As it concerns the potential to hamper tumor growth, LA was shown to elicit inhibitory effects only in colon cancer cells.
Here, we provide novel insights regarding the molecular mechanisms through which LA triggers antiproliferative and pro-apoptotic effects in both breast and endometrial cancer cells.
In particular, our results demonstrate that LA increases reactive oxygen species levels, stimulates the phosphorylation of EGFR, ERK and c-Jun and induces the expression of c-fos.
In addition, our data evidence that LA via the Rho-associated kinase-mediated pathway promotes stress fiber formation, which exerts a main role in the morphological changes associated with apoptotic cell death.
Next, we found that the increase of p21Cip1/WAF1 expression, which occurs upon LA exposure in a p53-independent manner, is involved in the apoptotic effects prompted by LA in both breast and endometrial cancer cells.
Collectively, our findings may pave the way to better understand the anticancer action of LA, although additional studies are warranted to further corroborate its usefulness in more comprehensive therapeutic approaches.
Lauric acid (LA), which is a saturated MCFA with 12 carbon atoms and the primary fatty acid of coconut oil, has been associated with certain health benefits of coconut oil intake.
LA is also contained in plant oils, fruits, seeds and in breast milk.
LA has been shown to elicit diverse actions in various tissues, including a potent antimicrobial property.
For instance, LA and the derivative monolaurin were reported to destroy cell membranes of gram-positive bacteria and lipid-coated viruses, to interfere with main cellular responses as the activation of transduction cascades and gene transcription, to stabilize cell membranes toward the prevention of bacterial resistance.
In addition, LA promoted inflammatory processes activating the nuclear factor-κB transcription factor as well as stimulating the expression of cyclooxygenase-2 and pro-inflammatory cytokines.
LA was also associated with beneficial effects on the cardiovascular system due to its ability to increase the high-density lipoproteins and to reduce the blood pressure and heart rate in both normotensive and hypertensive rats.
Moreover, LA prevented the prostatic hyperplasia induced by testosterone in rats, triggered apoptosis in colon cancer cells through oxidative stress and improved the sensitization of the EGFR inhibitor cetuximab in KRAS/BRAF mutated colorectal cancer cells.
It is worth mentioning that the consumption of virgin coconut oil during chemotherapy improved the global quality of life in patients with breast cancer.
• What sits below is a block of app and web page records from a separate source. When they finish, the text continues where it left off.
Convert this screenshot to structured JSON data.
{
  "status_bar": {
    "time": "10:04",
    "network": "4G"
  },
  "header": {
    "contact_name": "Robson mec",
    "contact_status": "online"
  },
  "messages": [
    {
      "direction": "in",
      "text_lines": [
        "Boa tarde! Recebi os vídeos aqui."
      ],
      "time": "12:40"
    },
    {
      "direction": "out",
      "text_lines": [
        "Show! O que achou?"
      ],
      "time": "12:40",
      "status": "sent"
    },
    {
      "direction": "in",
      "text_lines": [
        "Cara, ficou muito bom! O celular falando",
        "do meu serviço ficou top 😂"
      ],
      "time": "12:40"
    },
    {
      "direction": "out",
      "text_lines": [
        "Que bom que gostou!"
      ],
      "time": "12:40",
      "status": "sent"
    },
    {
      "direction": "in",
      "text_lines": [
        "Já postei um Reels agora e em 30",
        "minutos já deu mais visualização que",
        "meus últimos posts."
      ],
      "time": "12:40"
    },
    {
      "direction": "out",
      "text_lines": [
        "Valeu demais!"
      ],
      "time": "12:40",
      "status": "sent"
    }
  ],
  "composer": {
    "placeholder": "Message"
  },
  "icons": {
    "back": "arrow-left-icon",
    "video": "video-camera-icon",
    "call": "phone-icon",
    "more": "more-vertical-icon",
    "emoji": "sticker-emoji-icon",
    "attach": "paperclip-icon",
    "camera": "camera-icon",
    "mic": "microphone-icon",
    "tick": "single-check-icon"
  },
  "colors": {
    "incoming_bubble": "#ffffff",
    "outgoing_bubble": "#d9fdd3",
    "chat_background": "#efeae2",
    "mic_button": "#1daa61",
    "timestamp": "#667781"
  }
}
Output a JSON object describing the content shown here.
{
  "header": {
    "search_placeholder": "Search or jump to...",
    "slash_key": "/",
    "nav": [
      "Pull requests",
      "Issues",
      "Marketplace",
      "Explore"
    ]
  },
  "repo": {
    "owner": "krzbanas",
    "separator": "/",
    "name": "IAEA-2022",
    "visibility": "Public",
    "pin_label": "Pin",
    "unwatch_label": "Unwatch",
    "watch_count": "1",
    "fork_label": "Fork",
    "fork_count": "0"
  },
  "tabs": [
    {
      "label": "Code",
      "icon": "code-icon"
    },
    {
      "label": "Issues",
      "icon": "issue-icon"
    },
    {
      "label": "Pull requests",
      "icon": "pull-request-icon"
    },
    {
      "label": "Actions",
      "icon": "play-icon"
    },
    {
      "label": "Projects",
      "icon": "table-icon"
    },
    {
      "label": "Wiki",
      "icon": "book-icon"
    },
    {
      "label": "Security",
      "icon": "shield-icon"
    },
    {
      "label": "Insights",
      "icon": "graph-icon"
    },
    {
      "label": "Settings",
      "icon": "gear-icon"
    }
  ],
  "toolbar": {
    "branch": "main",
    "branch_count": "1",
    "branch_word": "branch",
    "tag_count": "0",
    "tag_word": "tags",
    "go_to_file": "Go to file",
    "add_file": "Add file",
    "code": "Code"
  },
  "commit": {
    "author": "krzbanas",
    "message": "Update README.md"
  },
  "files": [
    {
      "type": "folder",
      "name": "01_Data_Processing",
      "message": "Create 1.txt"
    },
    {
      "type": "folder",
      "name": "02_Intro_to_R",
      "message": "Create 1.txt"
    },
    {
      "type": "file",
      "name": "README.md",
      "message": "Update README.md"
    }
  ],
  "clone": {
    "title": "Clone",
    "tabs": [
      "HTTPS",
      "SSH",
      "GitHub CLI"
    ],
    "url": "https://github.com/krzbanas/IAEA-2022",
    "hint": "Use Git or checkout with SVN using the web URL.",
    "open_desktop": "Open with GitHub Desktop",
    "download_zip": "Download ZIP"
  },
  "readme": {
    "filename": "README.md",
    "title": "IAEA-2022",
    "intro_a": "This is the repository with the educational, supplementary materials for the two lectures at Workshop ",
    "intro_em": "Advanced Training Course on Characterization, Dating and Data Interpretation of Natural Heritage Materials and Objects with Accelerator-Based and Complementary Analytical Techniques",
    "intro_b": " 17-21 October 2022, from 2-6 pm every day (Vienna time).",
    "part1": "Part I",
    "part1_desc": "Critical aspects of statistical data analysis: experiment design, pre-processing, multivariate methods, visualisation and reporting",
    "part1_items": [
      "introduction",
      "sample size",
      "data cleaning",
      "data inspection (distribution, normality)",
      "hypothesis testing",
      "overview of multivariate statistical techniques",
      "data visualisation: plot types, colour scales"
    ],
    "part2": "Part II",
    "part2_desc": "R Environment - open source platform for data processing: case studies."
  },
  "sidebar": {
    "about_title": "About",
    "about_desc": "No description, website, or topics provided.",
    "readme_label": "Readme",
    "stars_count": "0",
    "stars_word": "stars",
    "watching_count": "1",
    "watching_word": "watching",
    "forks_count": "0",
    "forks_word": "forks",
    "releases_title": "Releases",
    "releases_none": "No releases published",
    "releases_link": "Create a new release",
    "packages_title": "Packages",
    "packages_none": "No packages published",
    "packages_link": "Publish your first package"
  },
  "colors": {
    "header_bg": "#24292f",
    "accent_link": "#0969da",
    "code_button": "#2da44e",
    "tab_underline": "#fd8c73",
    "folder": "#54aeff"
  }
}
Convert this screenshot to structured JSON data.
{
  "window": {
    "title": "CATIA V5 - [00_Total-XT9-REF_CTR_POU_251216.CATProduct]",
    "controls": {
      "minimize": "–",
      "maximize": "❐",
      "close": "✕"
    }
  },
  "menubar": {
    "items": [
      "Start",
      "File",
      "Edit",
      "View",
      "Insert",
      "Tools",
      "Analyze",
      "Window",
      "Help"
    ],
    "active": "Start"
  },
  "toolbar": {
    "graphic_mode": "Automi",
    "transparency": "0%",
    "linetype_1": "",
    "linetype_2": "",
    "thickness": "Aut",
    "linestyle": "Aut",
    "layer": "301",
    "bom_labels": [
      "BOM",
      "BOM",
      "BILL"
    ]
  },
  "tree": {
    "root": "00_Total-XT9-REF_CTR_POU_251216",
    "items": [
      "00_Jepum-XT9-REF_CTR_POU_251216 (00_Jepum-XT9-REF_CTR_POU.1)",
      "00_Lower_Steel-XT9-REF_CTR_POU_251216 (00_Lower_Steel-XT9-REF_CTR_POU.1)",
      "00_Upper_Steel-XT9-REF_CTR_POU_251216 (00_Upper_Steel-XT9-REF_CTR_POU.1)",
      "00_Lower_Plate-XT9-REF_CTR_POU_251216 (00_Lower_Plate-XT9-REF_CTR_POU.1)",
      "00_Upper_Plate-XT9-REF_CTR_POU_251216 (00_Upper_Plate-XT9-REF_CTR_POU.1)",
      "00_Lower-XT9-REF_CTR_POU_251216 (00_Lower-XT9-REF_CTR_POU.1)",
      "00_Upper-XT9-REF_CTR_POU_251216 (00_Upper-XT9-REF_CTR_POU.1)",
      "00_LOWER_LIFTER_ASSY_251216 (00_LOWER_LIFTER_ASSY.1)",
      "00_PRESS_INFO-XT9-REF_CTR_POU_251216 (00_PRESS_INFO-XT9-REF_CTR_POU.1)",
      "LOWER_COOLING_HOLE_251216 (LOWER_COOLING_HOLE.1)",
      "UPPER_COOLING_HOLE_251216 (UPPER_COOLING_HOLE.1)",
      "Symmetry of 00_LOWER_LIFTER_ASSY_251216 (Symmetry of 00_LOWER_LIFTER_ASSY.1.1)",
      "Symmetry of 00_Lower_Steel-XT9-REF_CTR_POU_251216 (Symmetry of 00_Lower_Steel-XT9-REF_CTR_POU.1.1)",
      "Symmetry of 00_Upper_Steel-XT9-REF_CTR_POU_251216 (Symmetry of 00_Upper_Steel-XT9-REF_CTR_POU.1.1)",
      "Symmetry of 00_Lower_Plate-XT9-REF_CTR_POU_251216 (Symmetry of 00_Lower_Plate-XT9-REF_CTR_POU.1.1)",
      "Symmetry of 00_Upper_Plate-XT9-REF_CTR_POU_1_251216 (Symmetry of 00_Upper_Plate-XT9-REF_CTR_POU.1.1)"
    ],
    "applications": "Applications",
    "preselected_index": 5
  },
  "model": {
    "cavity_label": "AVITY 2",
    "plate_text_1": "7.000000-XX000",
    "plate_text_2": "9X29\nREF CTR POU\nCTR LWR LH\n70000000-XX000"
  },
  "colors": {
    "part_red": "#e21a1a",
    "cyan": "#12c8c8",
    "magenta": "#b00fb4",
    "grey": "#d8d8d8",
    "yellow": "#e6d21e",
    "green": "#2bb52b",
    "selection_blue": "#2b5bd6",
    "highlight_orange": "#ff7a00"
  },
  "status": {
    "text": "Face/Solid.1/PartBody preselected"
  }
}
Here, we show for the first time that LA elicits antiproliferative and pro-apoptotic effects in breast and endometrial cancer cells promoting the generation of reactive oxygen species (ROS), the activation of transduction pathways and gene expression changes.
In particular, the upregulation of the cyclin-dependent kinase inhibitor p21Cip1/WAF1 upon LA exposure was found to be required for its anticancer properties.
Our findings shed new light on the molecular mechanisms through which LA induces antiproliferative and pro-apoptotic responses in both breast and endometrial cancer cells toward its usefulness in more comprehensive therapeutic approaches.”
The full study can be read here.
September 12, 2018